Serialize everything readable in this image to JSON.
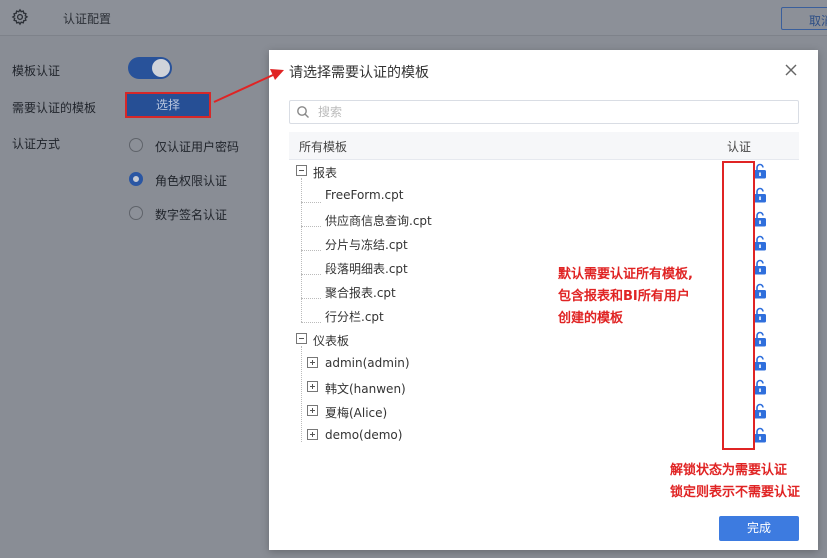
{
  "background": {
    "title": "认证配置",
    "cancel_label": "取消",
    "template_auth_label": "模板认证",
    "template_auth_enabled": true,
    "templates_label": "需要认证的模板",
    "select_button_label": "选择",
    "auth_method_label": "认证方式",
    "auth_methods": [
      {
        "label": "仅认证用户密码",
        "checked": false
      },
      {
        "label": "角色权限认证",
        "checked": true
      },
      {
        "label": "数字签名认证",
        "checked": false
      }
    ]
  },
  "dialog": {
    "title": "请选择需要认证的模板",
    "search_placeholder": "搜索",
    "col_name": "所有模板",
    "col_auth": "认证",
    "confirm_label": "完成"
  },
  "tree": {
    "groups": [
      {
        "label": "报表",
        "expanded": true,
        "children": [
          "FreeForm.cpt",
          "供应商信息查询.cpt",
          "分片与冻结.cpt",
          "段落明细表.cpt",
          "聚合报表.cpt",
          "行分栏.cpt"
        ]
      },
      {
        "label": "仪表板",
        "expanded": true,
        "children": [
          "admin(admin)",
          "韩文(hanwen)",
          "夏梅(Alice)",
          "demo(demo)"
        ]
      }
    ],
    "lock_state": "unlocked"
  },
  "annotations": {
    "note1_line1": "默认需要认证所有模板,",
    "note1_line2": "包含报表和BI所有用户",
    "note1_line3": "创建的模板",
    "note2_line1": "解锁状态为需要认证",
    "note2_line2": "锁定则表示不需要认证"
  },
  "colors": {
    "accent": "#3d7be0",
    "annotation": "#e02424",
    "lock": "#2f6fdc"
  }
}
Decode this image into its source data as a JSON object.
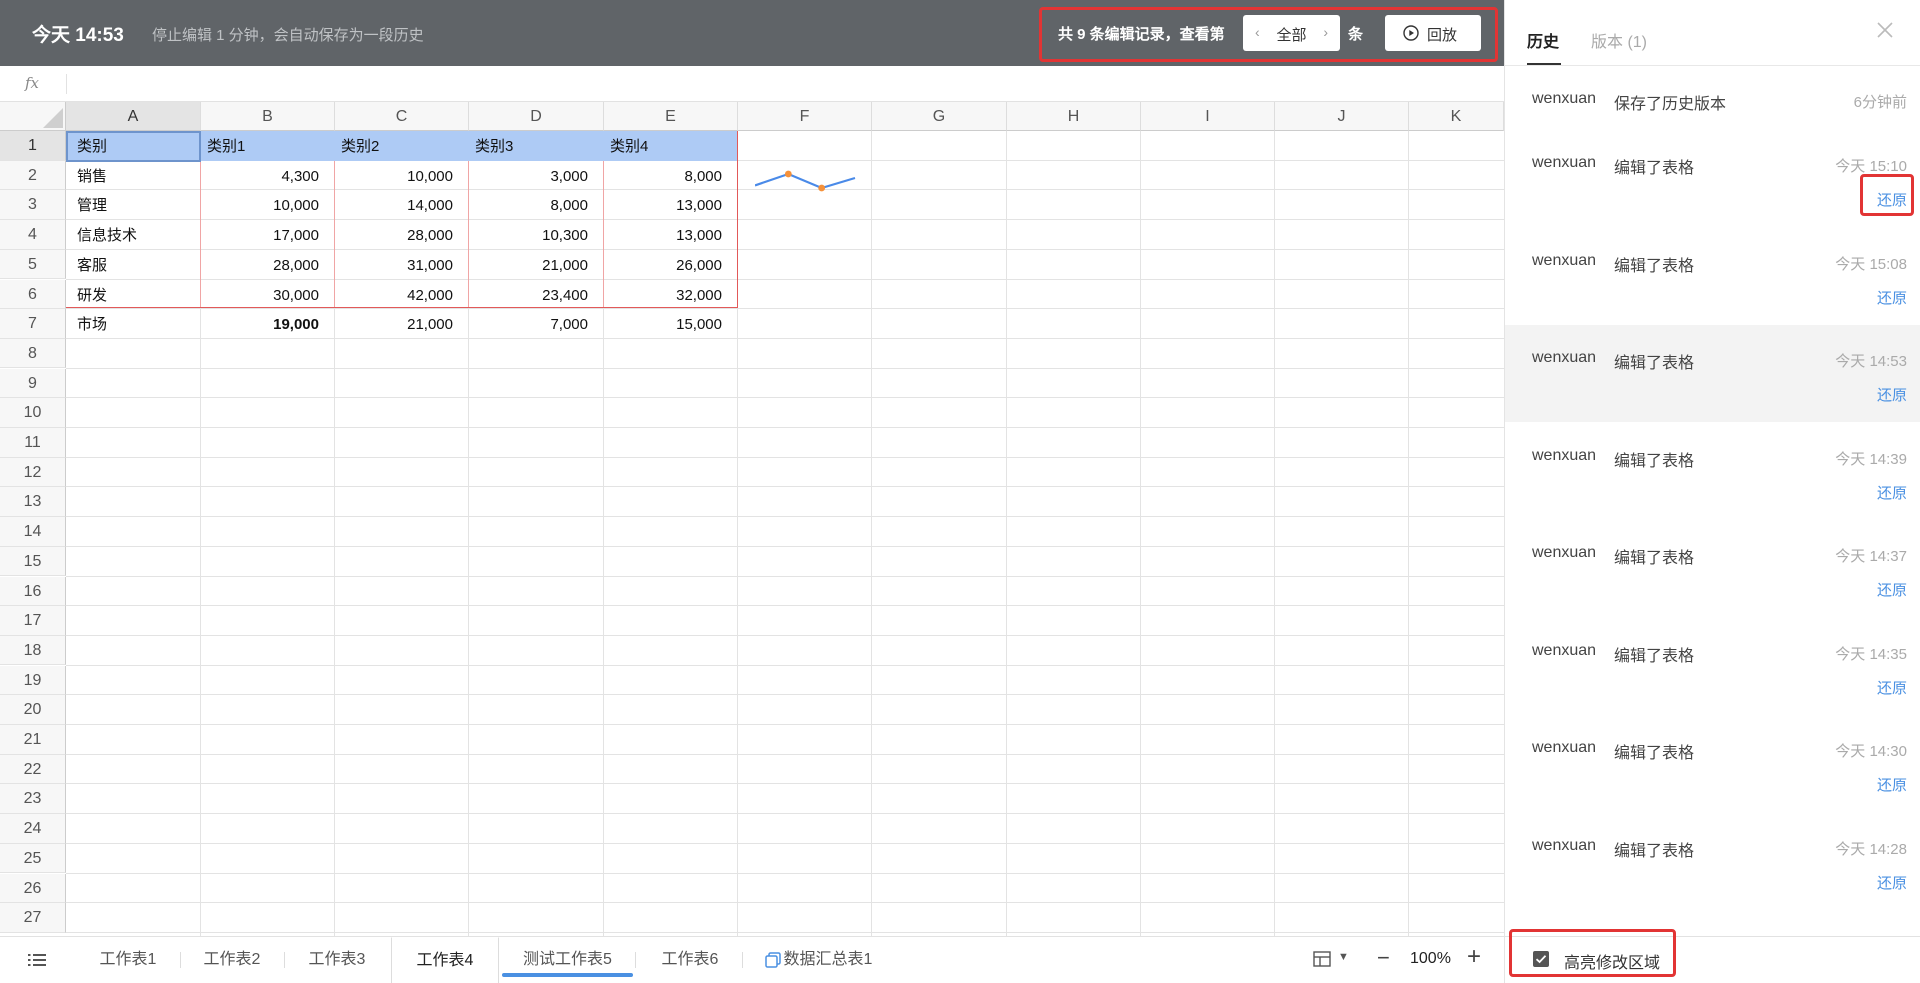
{
  "header": {
    "time": "今天 14:53",
    "status": "停止编辑 1 分钟，会自动保存为一段历史",
    "records_prefix": "共 9 条编辑记录，查看第",
    "pager_label": "全部",
    "records_suffix": "条",
    "replay_label": "回放"
  },
  "formula": {
    "fx": "fx",
    "value": ""
  },
  "columns": [
    "A",
    "B",
    "C",
    "D",
    "E",
    "F",
    "G",
    "H",
    "I",
    "J",
    "K"
  ],
  "rows": [
    "1",
    "2",
    "3",
    "4",
    "5",
    "6",
    "7",
    "8",
    "9",
    "10",
    "11",
    "12",
    "13",
    "14",
    "15",
    "16",
    "17",
    "18",
    "19",
    "20",
    "21",
    "22",
    "23",
    "24",
    "25",
    "26",
    "27"
  ],
  "table": {
    "header": [
      "类别",
      "类别1",
      "类别2",
      "类别3",
      "类别4"
    ],
    "rows": [
      [
        "销售",
        "4,300",
        "10,000",
        "3,000",
        "8,000"
      ],
      [
        "管理",
        "10,000",
        "14,000",
        "8,000",
        "13,000"
      ],
      [
        "信息技术",
        "17,000",
        "28,000",
        "10,300",
        "13,000"
      ],
      [
        "客服",
        "28,000",
        "31,000",
        "21,000",
        "26,000"
      ],
      [
        "研发",
        "30,000",
        "42,000",
        "23,400",
        "32,000"
      ],
      [
        "市场",
        "19,000",
        "21,000",
        "7,000",
        "15,000"
      ]
    ]
  },
  "sparkline": {
    "values": [
      4300,
      10000,
      3000,
      8000
    ],
    "line_color": "#4a8ae8",
    "marker_color": "#f5913a"
  },
  "sheet_tabs": {
    "tabs": [
      "工作表1",
      "工作表2",
      "工作表3",
      "工作表4",
      "测试工作表5",
      "工作表6",
      "数据汇总表1"
    ],
    "active": "工作表4",
    "zoom": "100%"
  },
  "panel": {
    "tab_history": "历史",
    "tab_version": "版本 (1)",
    "entries": [
      {
        "user": "wenxuan",
        "action": "保存了历史版本",
        "time": "6分钟前"
      },
      {
        "user": "wenxuan",
        "action": "编辑了表格",
        "time": "今天 15:10",
        "restore": "还原"
      },
      {
        "user": "wenxuan",
        "action": "编辑了表格",
        "time": "今天 15:08",
        "restore": "还原"
      },
      {
        "user": "wenxuan",
        "action": "编辑了表格",
        "time": "今天 14:53",
        "restore": "还原"
      },
      {
        "user": "wenxuan",
        "action": "编辑了表格",
        "time": "今天 14:39",
        "restore": "还原"
      },
      {
        "user": "wenxuan",
        "action": "编辑了表格",
        "time": "今天 14:37",
        "restore": "还原"
      },
      {
        "user": "wenxuan",
        "action": "编辑了表格",
        "time": "今天 14:35",
        "restore": "还原"
      },
      {
        "user": "wenxuan",
        "action": "编辑了表格",
        "time": "今天 14:30",
        "restore": "还原"
      },
      {
        "user": "wenxuan",
        "action": "编辑了表格",
        "time": "今天 14:28",
        "restore": "还原"
      }
    ],
    "highlight_label": "高亮修改区域",
    "highlight_checked": true
  },
  "colors": {
    "topbar": "#606468",
    "accent": "#4a90e2",
    "annotation": "#e23434",
    "header_fill": "#aecbf5"
  }
}
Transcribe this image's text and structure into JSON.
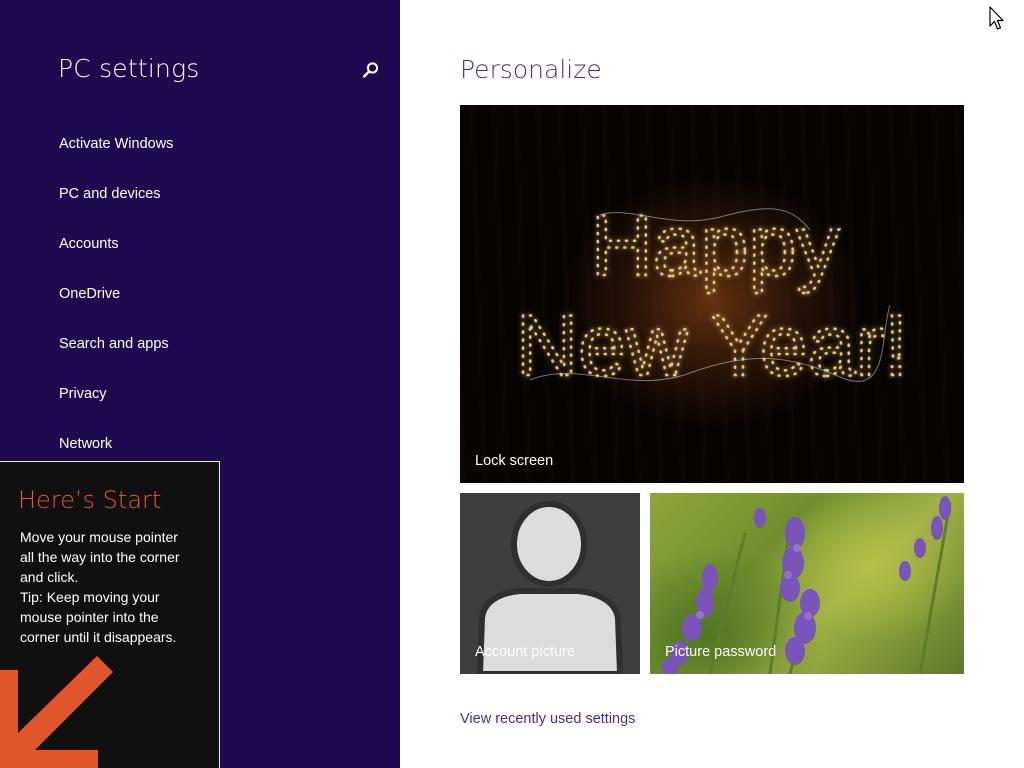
{
  "sidebar": {
    "title": "PC settings",
    "search_icon": "search-icon",
    "items": [
      {
        "label": "Activate Windows"
      },
      {
        "label": "PC and devices"
      },
      {
        "label": "Accounts"
      },
      {
        "label": "OneDrive"
      },
      {
        "label": "Search and apps"
      },
      {
        "label": "Privacy"
      },
      {
        "label": "Network"
      }
    ]
  },
  "main": {
    "title": "Personalize",
    "tiles": {
      "lock_screen": {
        "label": "Lock screen",
        "image_text": [
          "Happy",
          "New Year!"
        ]
      },
      "account_picture": {
        "label": "Account picture"
      },
      "picture_password": {
        "label": "Picture password"
      }
    },
    "link": "View recently used settings"
  },
  "start_tip": {
    "title": "Here’s Start",
    "line1": "Move your mouse pointer",
    "line2": "all the way into the corner",
    "line3": "and click.",
    "line4": "Tip: Keep moving your",
    "line5": "mouse pointer into the",
    "line6": "corner until it disappears."
  },
  "colors": {
    "sidebar_bg": "#1f0a50",
    "accent": "#4d2a9c",
    "tip_title": "#e8582e",
    "tip_arrow": "#e0552a"
  }
}
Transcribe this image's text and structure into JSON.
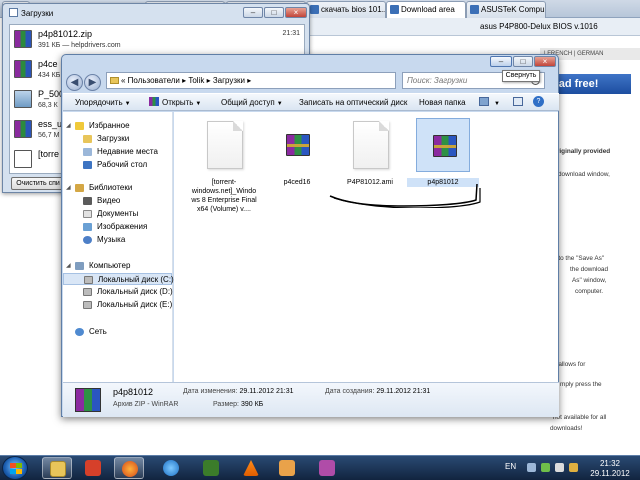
{
  "browser": {
    "tabs": [
      {
        "label": "Загрузки"
      },
      {
        "label": ""
      },
      {
        "label": ""
      },
      {
        "label": "скачать bios 101..."
      },
      {
        "label": "Download area"
      },
      {
        "label": "ASUSTeK Compu..."
      }
    ],
    "address": "asus P4P800-Delux BIOS v.1016",
    "site": {
      "strip": "| FRENCH | GERMAN",
      "banner": "oad free!",
      "lines": [
        {
          "text": "originally provided",
          "bold": true
        },
        {
          "text": "download window,",
          "bold": false
        },
        {
          "text": "n to the \"Save As\"",
          "bold": false
        },
        {
          "text": "the download",
          "bold": false
        },
        {
          "text": "As\" window,",
          "bold": false
        },
        {
          "text": "computer.",
          "bold": false
        },
        {
          "text": "n allows for",
          "bold": false
        },
        {
          "text": "mply press the",
          "bold": false
        },
        {
          "text": "not available for all",
          "bold": false
        },
        {
          "text": "downloads!",
          "bold": false
        }
      ]
    }
  },
  "downloads_window": {
    "title": "Загрузки",
    "items": [
      {
        "name": "p4p81012.zip",
        "size": "391 КБ — helpdrivers.com",
        "time": "21:31",
        "icon": "rar-icon"
      },
      {
        "name": "p4ce",
        "size": "434 КБ",
        "time": "",
        "icon": "rar-icon"
      },
      {
        "name": "P_500",
        "size": "68,3 К",
        "time": "",
        "icon": "image-icon"
      },
      {
        "name": "ess_u",
        "size": "56,7 М",
        "time": "",
        "icon": "rar-icon"
      },
      {
        "name": "[torre",
        "size": "",
        "time": "",
        "icon": "document-icon"
      }
    ],
    "clear_button": "Очистить спи"
  },
  "explorer": {
    "breadcrumb": "« Пользователи ▸ Tolik ▸ Загрузки ▸",
    "search_placeholder": "Поиск: Загрузки",
    "toolbar": {
      "organize": "Упорядочить",
      "open": "Открыть",
      "share": "Общий доступ",
      "burn": "Записать на оптический диск",
      "new_folder": "Новая папка"
    },
    "nav": {
      "favorites": "Избранное",
      "downloads": "Загрузки",
      "recent": "Недавние места",
      "desktop": "Рабочий стол",
      "libraries": "Библиотеки",
      "video": "Видео",
      "documents": "Документы",
      "images": "Изображения",
      "music": "Музыка",
      "computer": "Компьютер",
      "disk_c": "Локальный диск (C:)",
      "disk_d": "Локальный диск (D:)",
      "disk_e": "Локальный диск (E:)",
      "network": "Сеть"
    },
    "files": [
      {
        "name": "[torrent-windows.net]_Windows 8 Enterprise Final x64 (Volume) v....",
        "type": "document"
      },
      {
        "name": "p4ced16",
        "type": "rar"
      },
      {
        "name": "P4P81012.ami",
        "type": "document"
      },
      {
        "name": "p4p81012",
        "type": "rar"
      }
    ],
    "details": {
      "name": "p4p81012",
      "type": "Архив ZIP - WinRAR",
      "modified_label": "Дата изменения:",
      "modified": "29.11.2012 21:31",
      "size_label": "Размер:",
      "size": "390 КБ",
      "created_label": "Дата создания:",
      "created": "29.11.2012 21:31"
    },
    "tooltip": "Свернуть"
  },
  "taskbar": {
    "lang": "EN",
    "time": "21:32",
    "date": "29.11.2012"
  }
}
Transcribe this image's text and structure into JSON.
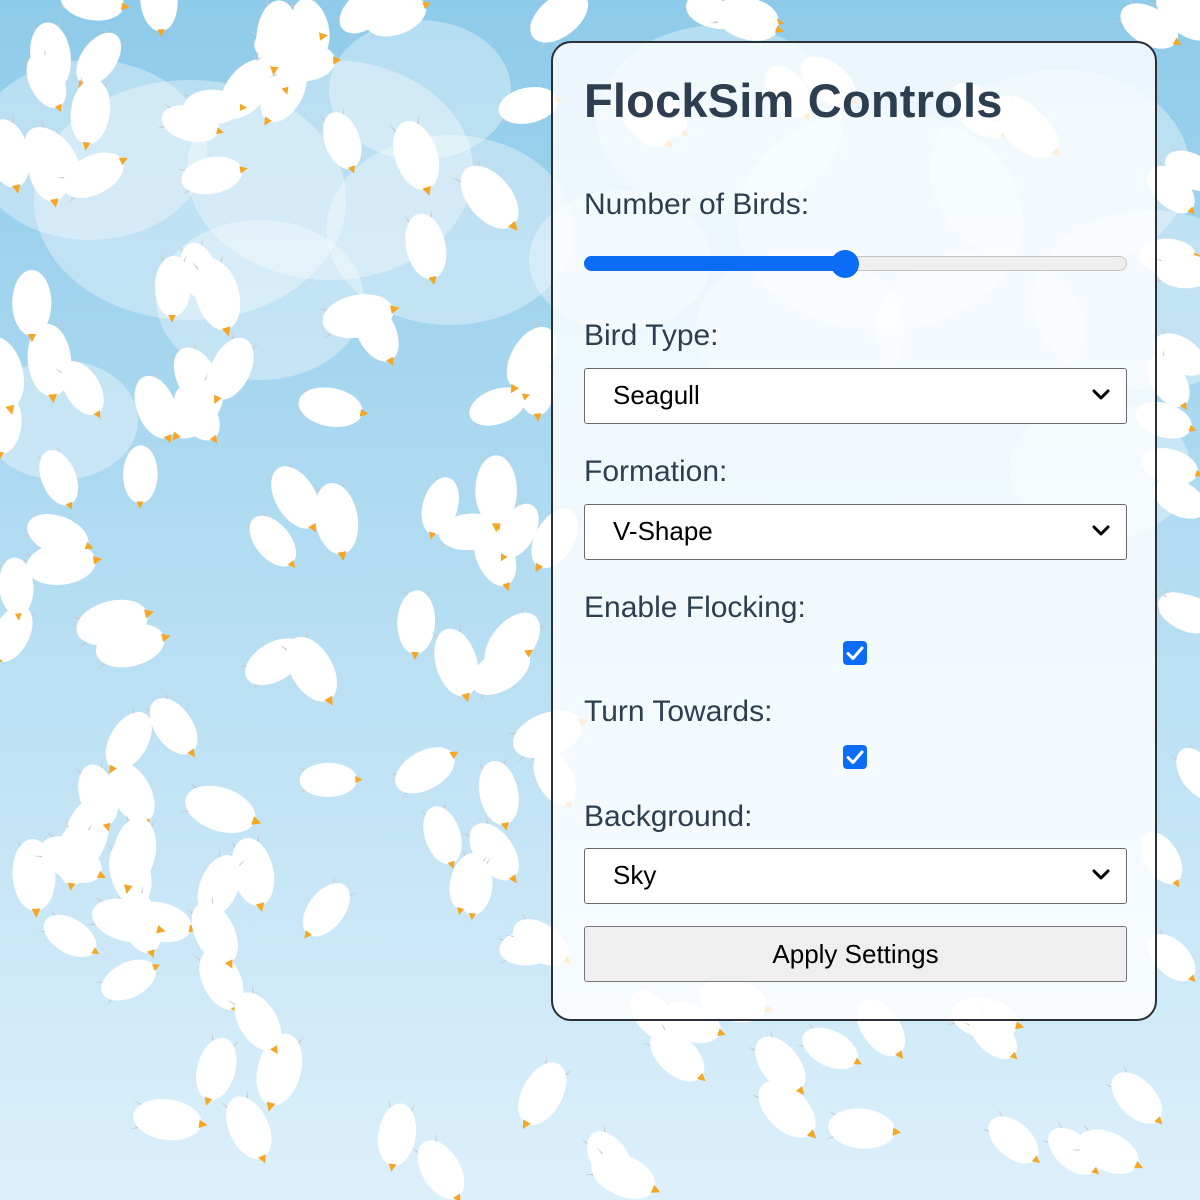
{
  "panel": {
    "title": "FlockSim Controls",
    "birds": {
      "label": "Number of Birds:",
      "fraction": 0.48
    },
    "bird_type": {
      "label": "Bird Type:",
      "selected": "Seagull"
    },
    "formation": {
      "label": "Formation:",
      "selected": "V-Shape"
    },
    "flocking": {
      "label": "Enable Flocking:",
      "checked": true
    },
    "turn_towards": {
      "label": "Turn Towards:",
      "checked": true
    },
    "background": {
      "label": "Background:",
      "selected": "Sky"
    },
    "apply_label": "Apply Settings"
  },
  "colors": {
    "sky_top": "#8ecbea",
    "sky_bottom": "#dcf0fb",
    "accent": "#0b6cf6",
    "title": "#2c3e50",
    "beak": "#f5a623"
  }
}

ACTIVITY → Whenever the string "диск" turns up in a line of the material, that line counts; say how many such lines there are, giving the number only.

ANSWER → 4